02:35 We're going to use those two sockets to support a long section of rectangular aluminium extrusion.
02:42 That's going to straddle those sockets and we're going to place the sockets on each corner of the car.
02:47 We're then going to use our digital camber guage in order to check our aluminium extrusion for level.
02:52 Starting at the back of the car, we're going to place our sockets on the two rear tyre patches approximately in the centre, we don't need to get too fussy here, and then we can lay our aluminium extrusion on top of those two sockets.
03:06 Choosing a location approximately in the middle of the two sockets we're then going to place our digital camber gauge down on top of the aluminium extrusion.
03:15 Now that we know that our floor is flat across our rear axle line, we're going to repeat that process across the front axle line.
03:22 The process we go through there is exactly the same and again we can see we're we're fortunate that our floor is still level across the front axle line.
03:30 Finally we're going to measure across the left hand side of the car between the front and rear tyre contact patches.

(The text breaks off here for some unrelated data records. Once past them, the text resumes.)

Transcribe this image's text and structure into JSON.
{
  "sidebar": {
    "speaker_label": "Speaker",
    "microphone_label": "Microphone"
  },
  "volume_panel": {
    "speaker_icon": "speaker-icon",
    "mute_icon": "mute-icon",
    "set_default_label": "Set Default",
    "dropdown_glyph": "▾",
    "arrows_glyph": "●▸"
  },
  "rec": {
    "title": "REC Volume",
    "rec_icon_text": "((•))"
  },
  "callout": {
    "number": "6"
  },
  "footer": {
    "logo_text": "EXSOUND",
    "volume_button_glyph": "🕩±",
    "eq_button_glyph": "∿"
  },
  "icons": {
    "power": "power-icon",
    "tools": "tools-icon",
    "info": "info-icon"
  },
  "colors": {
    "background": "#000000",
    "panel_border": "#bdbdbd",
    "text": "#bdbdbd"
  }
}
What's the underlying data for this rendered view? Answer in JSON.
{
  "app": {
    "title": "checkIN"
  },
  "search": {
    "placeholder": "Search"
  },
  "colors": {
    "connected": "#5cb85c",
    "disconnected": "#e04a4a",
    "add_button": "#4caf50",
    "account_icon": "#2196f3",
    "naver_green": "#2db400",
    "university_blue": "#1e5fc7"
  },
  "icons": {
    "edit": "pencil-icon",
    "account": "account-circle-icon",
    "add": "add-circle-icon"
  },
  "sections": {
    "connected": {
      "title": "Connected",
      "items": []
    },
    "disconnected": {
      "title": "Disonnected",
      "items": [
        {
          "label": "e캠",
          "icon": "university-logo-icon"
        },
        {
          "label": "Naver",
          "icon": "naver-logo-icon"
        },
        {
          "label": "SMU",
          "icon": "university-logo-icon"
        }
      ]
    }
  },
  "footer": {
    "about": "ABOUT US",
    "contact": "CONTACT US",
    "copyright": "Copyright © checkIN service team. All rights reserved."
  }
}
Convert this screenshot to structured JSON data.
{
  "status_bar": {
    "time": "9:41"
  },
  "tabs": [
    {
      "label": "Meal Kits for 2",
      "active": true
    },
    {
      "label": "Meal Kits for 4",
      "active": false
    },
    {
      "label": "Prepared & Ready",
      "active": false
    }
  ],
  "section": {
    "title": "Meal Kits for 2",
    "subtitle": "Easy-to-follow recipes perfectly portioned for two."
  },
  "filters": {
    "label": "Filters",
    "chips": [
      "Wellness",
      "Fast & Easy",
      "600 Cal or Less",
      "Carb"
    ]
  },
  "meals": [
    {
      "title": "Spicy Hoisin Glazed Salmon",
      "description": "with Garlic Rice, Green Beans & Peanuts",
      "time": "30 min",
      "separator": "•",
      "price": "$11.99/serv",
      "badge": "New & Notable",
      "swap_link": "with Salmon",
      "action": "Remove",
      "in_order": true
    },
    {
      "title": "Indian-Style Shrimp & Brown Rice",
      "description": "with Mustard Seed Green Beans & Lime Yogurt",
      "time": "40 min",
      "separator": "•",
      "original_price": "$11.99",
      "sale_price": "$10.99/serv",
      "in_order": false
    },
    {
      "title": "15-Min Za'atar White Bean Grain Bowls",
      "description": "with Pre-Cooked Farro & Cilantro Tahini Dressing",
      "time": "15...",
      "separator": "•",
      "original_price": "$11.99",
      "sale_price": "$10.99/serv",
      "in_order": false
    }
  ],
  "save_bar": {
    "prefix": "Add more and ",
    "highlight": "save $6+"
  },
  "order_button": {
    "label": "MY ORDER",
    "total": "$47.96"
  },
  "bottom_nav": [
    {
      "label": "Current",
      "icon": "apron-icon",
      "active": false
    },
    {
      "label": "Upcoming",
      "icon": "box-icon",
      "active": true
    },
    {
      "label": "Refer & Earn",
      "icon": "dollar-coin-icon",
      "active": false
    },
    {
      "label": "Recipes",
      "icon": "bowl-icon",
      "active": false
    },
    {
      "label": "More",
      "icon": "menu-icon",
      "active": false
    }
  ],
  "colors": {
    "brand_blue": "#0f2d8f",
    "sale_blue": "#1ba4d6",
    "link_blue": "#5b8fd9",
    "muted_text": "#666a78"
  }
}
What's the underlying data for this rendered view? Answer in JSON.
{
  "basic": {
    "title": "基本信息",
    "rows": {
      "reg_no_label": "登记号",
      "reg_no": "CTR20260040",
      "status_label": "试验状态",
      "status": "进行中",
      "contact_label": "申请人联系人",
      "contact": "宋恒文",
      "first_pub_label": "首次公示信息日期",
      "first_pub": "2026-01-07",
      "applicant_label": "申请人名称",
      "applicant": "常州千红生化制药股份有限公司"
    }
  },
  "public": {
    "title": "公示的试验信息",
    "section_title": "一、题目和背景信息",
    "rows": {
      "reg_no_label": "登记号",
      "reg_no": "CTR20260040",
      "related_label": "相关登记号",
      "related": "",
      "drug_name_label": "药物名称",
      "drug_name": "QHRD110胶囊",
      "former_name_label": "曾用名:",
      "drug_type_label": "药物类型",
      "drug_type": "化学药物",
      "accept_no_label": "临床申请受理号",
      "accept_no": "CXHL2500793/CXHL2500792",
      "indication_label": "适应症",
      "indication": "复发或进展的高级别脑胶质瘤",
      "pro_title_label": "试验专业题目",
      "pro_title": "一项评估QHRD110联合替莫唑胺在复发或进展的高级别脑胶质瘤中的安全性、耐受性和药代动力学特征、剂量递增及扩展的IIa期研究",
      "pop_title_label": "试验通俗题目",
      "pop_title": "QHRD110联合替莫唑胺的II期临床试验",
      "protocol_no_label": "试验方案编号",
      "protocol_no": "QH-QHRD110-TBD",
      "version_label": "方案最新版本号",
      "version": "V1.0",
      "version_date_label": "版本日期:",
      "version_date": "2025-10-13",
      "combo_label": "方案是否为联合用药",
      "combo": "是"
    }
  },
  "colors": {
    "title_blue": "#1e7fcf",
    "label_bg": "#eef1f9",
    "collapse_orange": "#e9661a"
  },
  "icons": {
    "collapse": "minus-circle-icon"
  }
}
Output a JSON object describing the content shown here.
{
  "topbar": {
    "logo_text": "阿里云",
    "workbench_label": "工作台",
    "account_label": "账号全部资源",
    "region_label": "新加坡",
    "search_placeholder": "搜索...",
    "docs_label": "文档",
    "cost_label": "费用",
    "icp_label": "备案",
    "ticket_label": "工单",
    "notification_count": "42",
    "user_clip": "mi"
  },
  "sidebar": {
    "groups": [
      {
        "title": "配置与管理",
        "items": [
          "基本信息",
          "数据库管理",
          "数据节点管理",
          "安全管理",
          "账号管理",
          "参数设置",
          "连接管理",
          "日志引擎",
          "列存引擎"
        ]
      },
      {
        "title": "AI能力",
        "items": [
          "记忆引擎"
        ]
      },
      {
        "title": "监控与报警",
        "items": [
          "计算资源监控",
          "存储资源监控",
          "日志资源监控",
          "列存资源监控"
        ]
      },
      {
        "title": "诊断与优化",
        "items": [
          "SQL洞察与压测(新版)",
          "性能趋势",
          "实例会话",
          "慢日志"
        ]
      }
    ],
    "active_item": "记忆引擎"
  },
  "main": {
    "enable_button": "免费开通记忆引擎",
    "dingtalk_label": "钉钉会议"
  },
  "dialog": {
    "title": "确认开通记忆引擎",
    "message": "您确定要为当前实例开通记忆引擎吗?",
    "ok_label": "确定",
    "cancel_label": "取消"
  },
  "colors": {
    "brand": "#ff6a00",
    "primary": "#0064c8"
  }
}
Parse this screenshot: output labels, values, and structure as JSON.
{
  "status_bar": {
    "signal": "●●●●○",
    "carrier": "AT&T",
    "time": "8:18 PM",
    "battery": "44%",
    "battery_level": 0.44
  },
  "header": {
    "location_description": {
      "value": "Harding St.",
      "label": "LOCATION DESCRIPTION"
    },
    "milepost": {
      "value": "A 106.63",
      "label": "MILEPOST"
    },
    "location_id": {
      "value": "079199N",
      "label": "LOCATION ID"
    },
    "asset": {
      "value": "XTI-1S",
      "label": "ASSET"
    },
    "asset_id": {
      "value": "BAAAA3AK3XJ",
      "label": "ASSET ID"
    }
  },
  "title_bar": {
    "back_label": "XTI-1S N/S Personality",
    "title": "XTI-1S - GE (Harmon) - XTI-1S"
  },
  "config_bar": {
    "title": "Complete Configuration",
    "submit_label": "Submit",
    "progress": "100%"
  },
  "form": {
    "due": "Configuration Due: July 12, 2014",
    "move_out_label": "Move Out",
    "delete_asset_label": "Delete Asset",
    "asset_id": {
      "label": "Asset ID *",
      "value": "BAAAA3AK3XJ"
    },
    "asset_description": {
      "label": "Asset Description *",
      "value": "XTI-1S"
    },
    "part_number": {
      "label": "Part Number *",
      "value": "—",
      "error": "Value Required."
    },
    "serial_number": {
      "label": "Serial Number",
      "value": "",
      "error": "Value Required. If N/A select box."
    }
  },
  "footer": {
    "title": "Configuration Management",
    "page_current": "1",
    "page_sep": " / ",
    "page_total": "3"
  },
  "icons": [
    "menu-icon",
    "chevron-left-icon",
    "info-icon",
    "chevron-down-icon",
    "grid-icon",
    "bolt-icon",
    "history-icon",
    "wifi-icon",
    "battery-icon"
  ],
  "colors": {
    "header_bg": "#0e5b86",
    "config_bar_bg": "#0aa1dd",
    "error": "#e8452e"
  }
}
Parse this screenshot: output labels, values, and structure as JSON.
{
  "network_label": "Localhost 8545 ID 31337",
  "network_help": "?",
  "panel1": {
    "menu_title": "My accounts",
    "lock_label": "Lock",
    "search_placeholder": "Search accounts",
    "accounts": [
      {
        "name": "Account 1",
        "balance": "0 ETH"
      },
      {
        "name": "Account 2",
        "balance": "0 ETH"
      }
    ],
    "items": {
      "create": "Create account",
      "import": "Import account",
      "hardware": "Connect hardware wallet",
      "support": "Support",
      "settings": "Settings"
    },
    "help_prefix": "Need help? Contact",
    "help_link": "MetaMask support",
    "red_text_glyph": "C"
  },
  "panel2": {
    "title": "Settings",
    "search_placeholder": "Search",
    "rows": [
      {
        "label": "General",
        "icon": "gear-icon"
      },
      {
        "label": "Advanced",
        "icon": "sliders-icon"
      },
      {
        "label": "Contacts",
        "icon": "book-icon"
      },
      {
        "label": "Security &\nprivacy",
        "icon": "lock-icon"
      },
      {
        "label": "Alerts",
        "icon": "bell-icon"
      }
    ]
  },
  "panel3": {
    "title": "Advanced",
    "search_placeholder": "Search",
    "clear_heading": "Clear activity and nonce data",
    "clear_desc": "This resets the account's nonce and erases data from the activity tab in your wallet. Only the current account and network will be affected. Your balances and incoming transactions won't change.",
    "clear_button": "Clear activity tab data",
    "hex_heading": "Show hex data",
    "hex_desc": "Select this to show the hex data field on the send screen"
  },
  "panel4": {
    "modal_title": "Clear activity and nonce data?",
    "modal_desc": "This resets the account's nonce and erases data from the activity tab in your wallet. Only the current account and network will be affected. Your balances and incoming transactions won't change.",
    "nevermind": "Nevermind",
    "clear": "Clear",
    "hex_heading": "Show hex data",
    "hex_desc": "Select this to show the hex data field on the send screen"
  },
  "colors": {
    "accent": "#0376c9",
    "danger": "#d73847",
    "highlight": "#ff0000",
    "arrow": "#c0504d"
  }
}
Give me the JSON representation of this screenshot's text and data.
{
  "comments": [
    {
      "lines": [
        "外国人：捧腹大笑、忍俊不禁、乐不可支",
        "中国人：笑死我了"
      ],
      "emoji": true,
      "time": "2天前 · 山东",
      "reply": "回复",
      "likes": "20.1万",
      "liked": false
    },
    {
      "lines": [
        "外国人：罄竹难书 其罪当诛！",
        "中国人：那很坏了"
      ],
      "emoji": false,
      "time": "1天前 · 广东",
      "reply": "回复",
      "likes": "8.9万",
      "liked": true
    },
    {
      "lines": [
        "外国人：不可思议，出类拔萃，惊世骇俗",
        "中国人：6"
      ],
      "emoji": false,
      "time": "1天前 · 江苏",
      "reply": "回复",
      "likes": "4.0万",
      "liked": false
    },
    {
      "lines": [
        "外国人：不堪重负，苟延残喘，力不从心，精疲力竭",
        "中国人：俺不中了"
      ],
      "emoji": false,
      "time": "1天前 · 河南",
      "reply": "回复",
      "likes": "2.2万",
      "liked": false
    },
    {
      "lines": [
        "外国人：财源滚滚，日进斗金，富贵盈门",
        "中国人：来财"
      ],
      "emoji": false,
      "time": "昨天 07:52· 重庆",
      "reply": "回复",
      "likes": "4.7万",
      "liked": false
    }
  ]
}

03:37 Our camber gauge is still showing that our floor is flat so we're very lucky in this instance.
03:44 Now that we've measured three planes there, we've measured our rear axle line, our front axle line and our left front to rear, we don't actually need to measure on the right hand side.
03:54 If all three of the measurements we've taken so far are showing zero degrees, this means by default that the right hand side will also be zero degrees between the front and the back.
04:05 Now you're not always going to be as lucky as we are here so we'll show you how we can make some adjustments if we find that our floor isn't flat.
04:13 In order to set this up, we've purposefully used a socket with a different height across the left hand side of our car.
04:19 And when we lay our digital camber gauge down on top of the aluminium extrusion, this time we can see that it's showing a 0.3° error.
04:29 Now you can also take note of the little arrows on the camber gauge and this will give you a hint as to what changes are needed.
04:36 In this case we can see that at the rear of the camber gauge the arrow is pointing down and at the front it's pointing up.
04:43 What this means is that we can fix this out of level situation either by lowering the rear, obviously that's not possible with our concrete floor, or alternatively we can raise the front and that's exactly what we're going to do.
04:55 When you're considering your options for raising one corner of the car like this, it's important that we choose a product that's going to be nice and stiff or incompressible so it's not going to result in any error creeping in with our measurements.
05:11 There's a variety of options but I choose to use a 300 x 300 vinyl flooring tile.
05:17 These are around about 1.1 to 1.2 mm thick but the more important aspect is that they aren't compressible when they're on the floor.
05:26 And what we can do is stack as many as we need in order to correct that out of level.
05:32 In this case we'll place two of our vinyl flooring tiles on the front left corner of the car and by refitting our socket and checking again with our camber gauge, we can see that that's got us to a situation where it's reading level with zero degrees.
05:46 We're then simply going to repeat this process, shimming any of the corners that are low until everything's measuring perfectly level.
05:53 This can be an iterative process so it's a good idea once you've made any adjustments with your vinyl tiles to do a final recheck and make sure that everything is still measuring level.
06:05 If you are also setting up a flat patch in your home workshop where you're going to be repeating this process consistently, it's always a good idea to take note of exactly where the car's sitting as well as how many tiles you need to correct and level the scales, this way it's going to make the process much faster when you repeat it in the future.
06:25 Once we've got our flat patch levelled we can then place our scales down on the floor.
06:30 One final check though is to always make sure that the underside of the scales are clean and free of any debris.